*WORK ORDER*
Retrieve every line of the data holding the word "name".

Items from an interface collection:
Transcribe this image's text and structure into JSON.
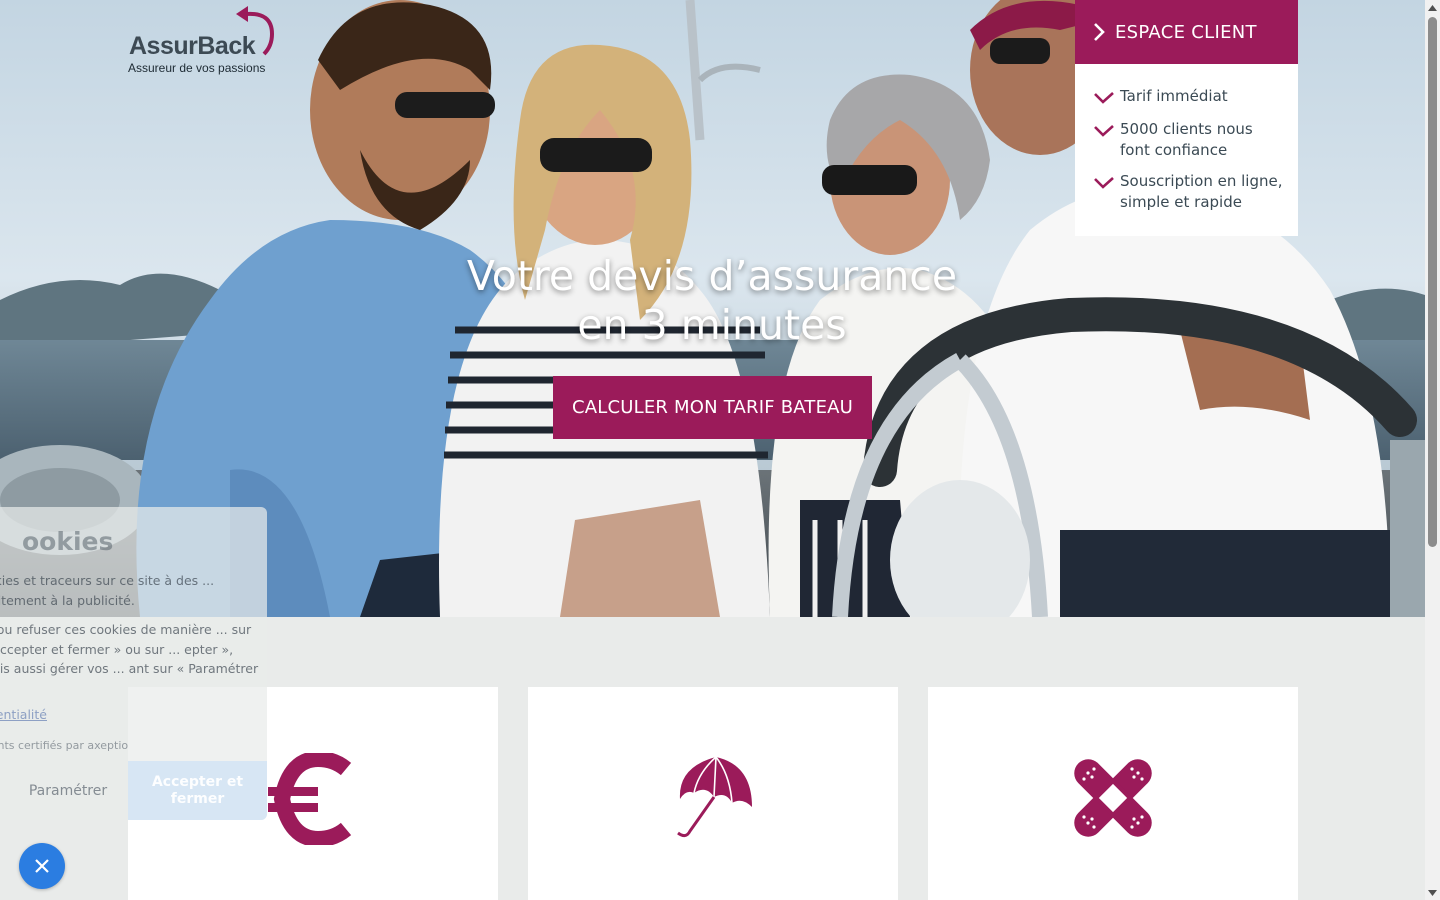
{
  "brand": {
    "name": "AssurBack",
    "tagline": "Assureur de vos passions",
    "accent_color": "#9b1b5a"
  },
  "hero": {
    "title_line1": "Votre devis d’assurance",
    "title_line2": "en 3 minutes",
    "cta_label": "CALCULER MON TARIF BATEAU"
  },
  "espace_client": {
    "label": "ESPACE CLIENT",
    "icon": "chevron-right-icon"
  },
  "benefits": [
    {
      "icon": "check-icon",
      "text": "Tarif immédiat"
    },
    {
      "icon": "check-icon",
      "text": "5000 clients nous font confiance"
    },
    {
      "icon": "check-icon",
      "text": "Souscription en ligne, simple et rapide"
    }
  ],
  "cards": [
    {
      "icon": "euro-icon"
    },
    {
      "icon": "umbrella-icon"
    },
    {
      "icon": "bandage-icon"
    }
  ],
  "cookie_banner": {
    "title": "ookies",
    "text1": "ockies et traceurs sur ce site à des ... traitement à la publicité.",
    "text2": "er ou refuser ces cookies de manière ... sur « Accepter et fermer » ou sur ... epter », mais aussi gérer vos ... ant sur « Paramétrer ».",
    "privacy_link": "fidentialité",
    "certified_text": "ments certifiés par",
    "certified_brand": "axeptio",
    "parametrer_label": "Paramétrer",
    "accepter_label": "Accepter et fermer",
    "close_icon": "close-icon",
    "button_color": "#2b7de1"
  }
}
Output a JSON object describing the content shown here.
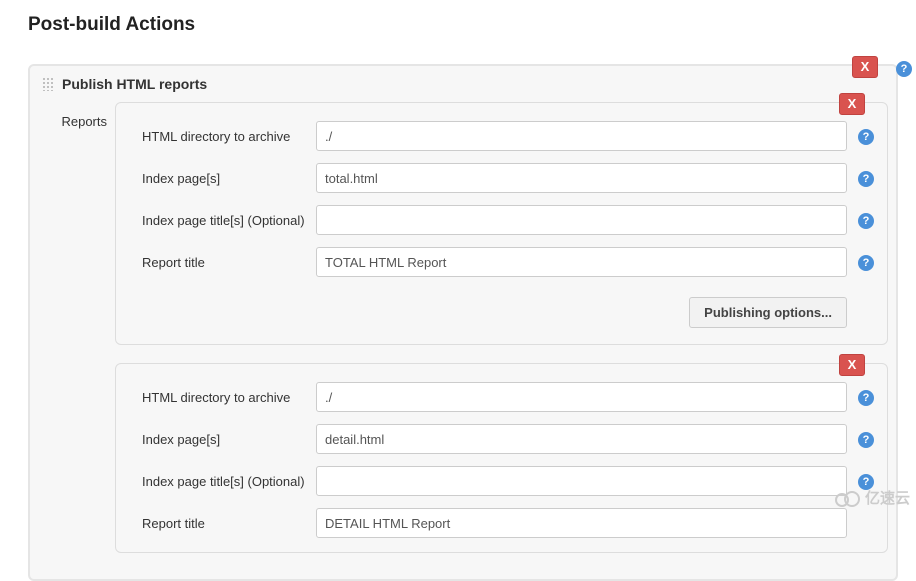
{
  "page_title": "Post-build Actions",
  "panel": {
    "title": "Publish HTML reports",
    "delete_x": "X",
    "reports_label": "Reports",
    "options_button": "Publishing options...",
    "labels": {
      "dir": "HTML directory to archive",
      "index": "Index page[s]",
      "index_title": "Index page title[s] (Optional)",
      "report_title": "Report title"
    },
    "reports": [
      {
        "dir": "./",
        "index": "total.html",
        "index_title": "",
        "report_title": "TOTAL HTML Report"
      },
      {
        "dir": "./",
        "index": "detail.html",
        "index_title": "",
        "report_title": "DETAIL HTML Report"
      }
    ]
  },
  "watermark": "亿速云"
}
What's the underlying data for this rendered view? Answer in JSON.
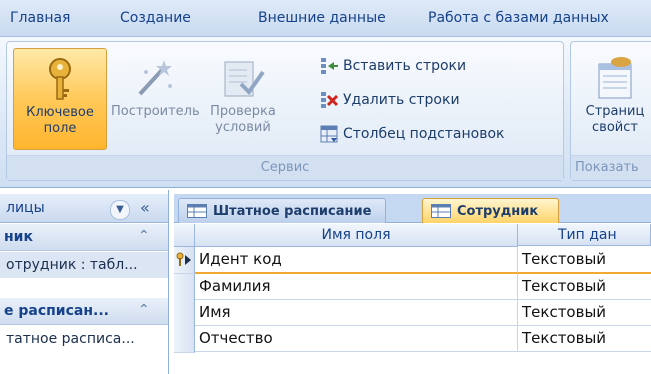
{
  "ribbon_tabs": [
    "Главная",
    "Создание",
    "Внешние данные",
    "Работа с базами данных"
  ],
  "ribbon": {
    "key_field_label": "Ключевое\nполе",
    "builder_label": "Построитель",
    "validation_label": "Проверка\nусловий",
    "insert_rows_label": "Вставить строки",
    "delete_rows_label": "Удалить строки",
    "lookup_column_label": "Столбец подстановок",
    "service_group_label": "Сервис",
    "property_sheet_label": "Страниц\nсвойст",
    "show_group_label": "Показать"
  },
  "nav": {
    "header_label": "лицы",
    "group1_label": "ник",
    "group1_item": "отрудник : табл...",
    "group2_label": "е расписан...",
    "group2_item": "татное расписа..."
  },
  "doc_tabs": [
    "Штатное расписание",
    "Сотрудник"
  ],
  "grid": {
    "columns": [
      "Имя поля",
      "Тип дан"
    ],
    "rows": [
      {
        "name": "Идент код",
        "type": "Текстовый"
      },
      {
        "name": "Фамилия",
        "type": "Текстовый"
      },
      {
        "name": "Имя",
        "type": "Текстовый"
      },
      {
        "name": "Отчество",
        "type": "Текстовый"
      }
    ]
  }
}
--
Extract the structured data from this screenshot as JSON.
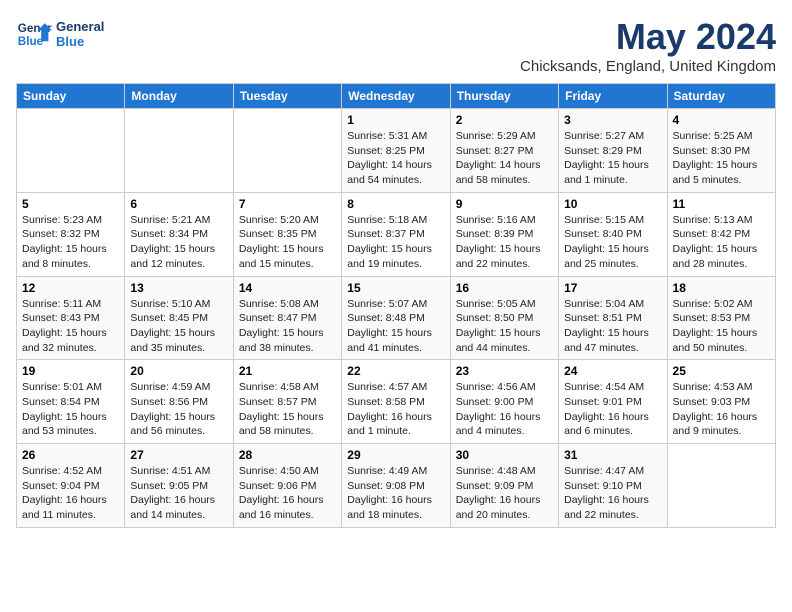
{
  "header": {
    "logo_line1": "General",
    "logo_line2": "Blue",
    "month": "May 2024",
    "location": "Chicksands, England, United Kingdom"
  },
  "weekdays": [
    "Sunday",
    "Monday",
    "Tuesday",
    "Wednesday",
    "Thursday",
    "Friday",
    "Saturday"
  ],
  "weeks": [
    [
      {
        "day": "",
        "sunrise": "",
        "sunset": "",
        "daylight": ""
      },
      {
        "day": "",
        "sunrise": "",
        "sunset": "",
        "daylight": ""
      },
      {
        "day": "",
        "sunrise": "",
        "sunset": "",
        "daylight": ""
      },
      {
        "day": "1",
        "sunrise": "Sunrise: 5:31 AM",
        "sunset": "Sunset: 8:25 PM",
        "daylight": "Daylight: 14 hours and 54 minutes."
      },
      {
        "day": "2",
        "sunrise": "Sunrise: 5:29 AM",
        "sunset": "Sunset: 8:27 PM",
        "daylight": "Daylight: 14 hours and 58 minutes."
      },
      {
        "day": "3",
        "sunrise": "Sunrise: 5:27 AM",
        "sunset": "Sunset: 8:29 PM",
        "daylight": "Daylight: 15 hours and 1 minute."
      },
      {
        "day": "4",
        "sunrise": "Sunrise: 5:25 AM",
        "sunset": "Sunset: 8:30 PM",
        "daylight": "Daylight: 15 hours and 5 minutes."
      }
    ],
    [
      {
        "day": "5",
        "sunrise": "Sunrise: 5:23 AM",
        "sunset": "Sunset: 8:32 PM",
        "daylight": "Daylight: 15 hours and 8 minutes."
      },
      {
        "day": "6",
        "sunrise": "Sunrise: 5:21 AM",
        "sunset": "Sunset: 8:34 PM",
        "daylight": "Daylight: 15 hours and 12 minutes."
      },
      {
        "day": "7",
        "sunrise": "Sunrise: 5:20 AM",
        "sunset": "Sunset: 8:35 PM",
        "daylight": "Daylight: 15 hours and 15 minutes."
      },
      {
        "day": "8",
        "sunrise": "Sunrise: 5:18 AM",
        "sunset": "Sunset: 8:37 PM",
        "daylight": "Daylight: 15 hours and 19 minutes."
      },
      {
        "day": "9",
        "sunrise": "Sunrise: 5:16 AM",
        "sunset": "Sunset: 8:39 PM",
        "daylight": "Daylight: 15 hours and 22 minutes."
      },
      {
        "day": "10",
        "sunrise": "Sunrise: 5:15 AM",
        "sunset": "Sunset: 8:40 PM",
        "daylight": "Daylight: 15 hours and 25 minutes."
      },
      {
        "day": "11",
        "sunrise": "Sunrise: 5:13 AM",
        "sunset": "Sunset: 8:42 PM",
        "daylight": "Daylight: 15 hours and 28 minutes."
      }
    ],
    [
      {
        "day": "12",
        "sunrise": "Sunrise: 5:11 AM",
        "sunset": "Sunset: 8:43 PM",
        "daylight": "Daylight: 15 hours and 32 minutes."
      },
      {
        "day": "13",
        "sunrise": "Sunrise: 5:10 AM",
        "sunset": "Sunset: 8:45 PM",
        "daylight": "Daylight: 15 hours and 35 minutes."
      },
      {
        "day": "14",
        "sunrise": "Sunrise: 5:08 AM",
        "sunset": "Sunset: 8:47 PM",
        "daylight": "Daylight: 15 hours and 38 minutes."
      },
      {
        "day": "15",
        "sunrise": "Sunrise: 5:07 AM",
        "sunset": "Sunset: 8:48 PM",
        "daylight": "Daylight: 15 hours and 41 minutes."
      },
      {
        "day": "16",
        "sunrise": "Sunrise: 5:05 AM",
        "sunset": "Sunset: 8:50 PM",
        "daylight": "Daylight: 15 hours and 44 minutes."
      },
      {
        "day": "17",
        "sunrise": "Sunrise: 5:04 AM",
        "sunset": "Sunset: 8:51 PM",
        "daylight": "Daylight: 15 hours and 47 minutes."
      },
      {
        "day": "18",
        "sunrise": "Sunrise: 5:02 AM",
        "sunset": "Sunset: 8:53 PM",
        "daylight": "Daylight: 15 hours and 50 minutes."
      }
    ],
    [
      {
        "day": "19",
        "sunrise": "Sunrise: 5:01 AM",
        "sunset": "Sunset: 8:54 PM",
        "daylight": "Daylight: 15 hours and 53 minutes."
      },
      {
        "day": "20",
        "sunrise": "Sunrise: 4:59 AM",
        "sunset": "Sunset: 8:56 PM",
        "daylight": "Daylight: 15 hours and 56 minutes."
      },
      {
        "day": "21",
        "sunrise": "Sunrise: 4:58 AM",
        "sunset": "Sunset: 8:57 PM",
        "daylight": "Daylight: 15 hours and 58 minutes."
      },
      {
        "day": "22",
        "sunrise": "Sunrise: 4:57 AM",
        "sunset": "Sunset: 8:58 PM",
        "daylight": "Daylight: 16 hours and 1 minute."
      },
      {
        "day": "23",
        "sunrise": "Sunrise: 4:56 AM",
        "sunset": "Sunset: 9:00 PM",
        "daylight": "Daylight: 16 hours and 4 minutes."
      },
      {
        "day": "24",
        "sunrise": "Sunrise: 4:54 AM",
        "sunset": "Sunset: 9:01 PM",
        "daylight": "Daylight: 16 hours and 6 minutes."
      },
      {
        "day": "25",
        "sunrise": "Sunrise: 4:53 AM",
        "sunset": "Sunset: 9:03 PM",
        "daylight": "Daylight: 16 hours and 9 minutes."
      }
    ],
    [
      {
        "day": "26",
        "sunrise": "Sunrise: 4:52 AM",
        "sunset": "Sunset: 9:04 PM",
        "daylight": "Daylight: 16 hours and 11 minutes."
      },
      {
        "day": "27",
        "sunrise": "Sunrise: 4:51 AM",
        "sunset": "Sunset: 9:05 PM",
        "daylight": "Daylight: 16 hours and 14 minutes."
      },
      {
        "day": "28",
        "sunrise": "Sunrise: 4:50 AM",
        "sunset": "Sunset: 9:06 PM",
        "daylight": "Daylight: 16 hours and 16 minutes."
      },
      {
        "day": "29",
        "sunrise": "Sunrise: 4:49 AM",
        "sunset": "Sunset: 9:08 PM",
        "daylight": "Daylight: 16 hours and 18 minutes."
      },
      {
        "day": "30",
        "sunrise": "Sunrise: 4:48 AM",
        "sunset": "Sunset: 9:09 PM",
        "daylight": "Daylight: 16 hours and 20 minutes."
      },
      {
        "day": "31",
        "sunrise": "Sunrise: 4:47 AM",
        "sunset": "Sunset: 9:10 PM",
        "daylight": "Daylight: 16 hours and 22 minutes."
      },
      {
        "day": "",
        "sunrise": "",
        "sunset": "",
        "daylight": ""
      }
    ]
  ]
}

*SOLUTION FOR THIS TASK*
    "name": "AssurBack",
        "name": "Идент код",
        "name": "Фамилия",
        "name": "Имя",
        "name": "Отчество",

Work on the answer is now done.